The campaign against recognizing parental alienation continues in this article (BBC, 9/12/18). The writer, “education editor” Branwen Jeffreys should consider educating herself before writing such a piece. The nut of the matter according to Jeffreys is that the very existence of PA is “controversial” and so any claim that it’s occurring should be looked at askance.
It’s a remarkable stance given the fact that the very reason she’s writing is that,
This autumn, social workers who look after a child's interests in the family courts are being given new guidelines to help with these cases.
For the first time this will consider the possibility a child has been deliberately turned against one parent, by the other.
Now, if Jeffreys knew the first thing about PA, she’d regard the fact that social workers are just now being instructed to look for it with astonishment and outrage. After all, large volumes of evidence have for years demonstrated not only the existence of PA, but its pernicious effects not only on children, but on the adults they one day become. As psychologist Linda Gottlieb has written, mental health professionals have been noticing, recording and writing about what we now call parental alienation since at least the 1950s. Why British social workers are just now taking note should send people into the streets with pitchforks and torches. But for Jeffreys, the issue isn’t this very late recognition, but its recognition at all.
It's a controversial concept which the courts have been trying to grapple with for years in cases where the parents are locked into entrenched legal action over contact.
There is no consensus and not a great deal of research, so how might it be considered by courts here?
Hmm. Actually, the concept isn’t controversial, there is a consensus and a lot of research. That’s three errors about the most basic aspects of parental alienation in two sentences. Most impressive, Ms. Jeffreys.
The concept of PA is so uncontroversial that it’s included in the DSM V, albeit under different headings. My understanding is that the International Statistical Classification of Diseases does too, but I can’t say for certain. Plus, any attorney with much experience in family court has seen cases of PA.
So how common might parental alienation be?
Amazingly, Jeffreys asks the question but makes no effort to answer it. Had Jeffreys asked researcher Sadie Leder Elder, who actually published a study of the prevalence of PA among divorcing couples, she’d have learned that about 13% of divorced parents have been alienated from their children. That means that, here in the U.S., some 22 million parents have suffered that fate. Elder calls PA “pervasive.”
But she didn’t ask Elder. Instead she asked Liz Trinder, whose shoddy work I’ve discussed before. Readers may recall that Trinder reviewed the behavior of family court judges when faced with applications to enforce parenting time orders, 86% of which were filed by fathers. Trinder found those courts to be behaving quite appropriately despite having not once (in her cohort) actually enforced an order with makeup time or changed custody. In short, Dads received no effective help from the courts and that was just how Trinder liked it. And sure enough, here’s Trinder:

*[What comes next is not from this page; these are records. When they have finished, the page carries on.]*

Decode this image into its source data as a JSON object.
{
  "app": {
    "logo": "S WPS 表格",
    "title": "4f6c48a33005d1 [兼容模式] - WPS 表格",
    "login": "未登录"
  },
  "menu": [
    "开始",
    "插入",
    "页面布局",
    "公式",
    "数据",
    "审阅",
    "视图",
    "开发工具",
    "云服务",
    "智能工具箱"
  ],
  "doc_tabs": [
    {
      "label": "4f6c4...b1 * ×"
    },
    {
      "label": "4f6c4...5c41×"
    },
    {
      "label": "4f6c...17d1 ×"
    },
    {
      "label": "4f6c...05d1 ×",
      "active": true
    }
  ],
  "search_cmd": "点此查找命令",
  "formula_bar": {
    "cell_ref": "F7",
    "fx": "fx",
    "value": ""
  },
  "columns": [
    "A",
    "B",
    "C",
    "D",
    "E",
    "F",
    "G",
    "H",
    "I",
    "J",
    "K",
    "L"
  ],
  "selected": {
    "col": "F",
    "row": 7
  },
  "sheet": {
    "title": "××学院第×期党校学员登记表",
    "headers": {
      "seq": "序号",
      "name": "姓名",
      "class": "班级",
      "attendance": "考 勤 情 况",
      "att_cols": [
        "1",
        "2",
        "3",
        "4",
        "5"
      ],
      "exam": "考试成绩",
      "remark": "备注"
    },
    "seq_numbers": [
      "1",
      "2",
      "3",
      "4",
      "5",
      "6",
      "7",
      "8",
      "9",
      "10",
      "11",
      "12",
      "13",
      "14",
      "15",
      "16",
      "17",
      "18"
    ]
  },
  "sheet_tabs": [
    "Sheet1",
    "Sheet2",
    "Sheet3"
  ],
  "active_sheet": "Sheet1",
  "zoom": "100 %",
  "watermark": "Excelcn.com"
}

"The problem with the alienation concept is that if your premise is the child has been brainwashed, it means you can't trust what the child is saying to the court. So if you make an accusation of alienation it almost automatically casts suspicion on anything the child might say."
That would be a problem if the premise of PA “is that the child has been brainwashed,” but of course it’s not. That’s very much the question to be answered and there’s a protocol for doing so. No competent mental health professional does what Trinder claims. If that’s what she believes PA to be, maybe she should read a book on the subject. I can recommend several.
The consequences of a diagnosis of alienation can have a huge impact on a child, she argues, with some supporters of the concept arguing it should lead to a transfer of care and residency.
"Supporters of alienation will generally insist that should be done literally overnight. So the child is removed from the alienating parent and placed with the so called innocent parent, and the child won't have any contact with the first parent. For me that feels like child abuse"
Notice that, for Trinder, only the diagnosis of PA can have an impact on the child, not PA itself. I’d be more impressed with her concern about child abuse if she acknowledged that alienation is exactly that, but of course she doesn’t. Study after study, all published in volumes to which Trinder has access, reveal the reality and the brutality of alienation. So when Trinder and Jeffreys attempt to cast aspersions on the very concept of PA, they come perilously close to promoting child abuse themselves.
Here for example is an article by Dr. Amy Baker citing some of the well-known aspects of parental alienation (The Attached Family, 11/8/08). They include items the likes of Trinder and Jeffreys should consider, but won’t. Their agenda is to convince anyone who’ll listen that the very notion of PA is “controversial” and shouldn’t be credited. Responsible professionals in mental health and law fields know better.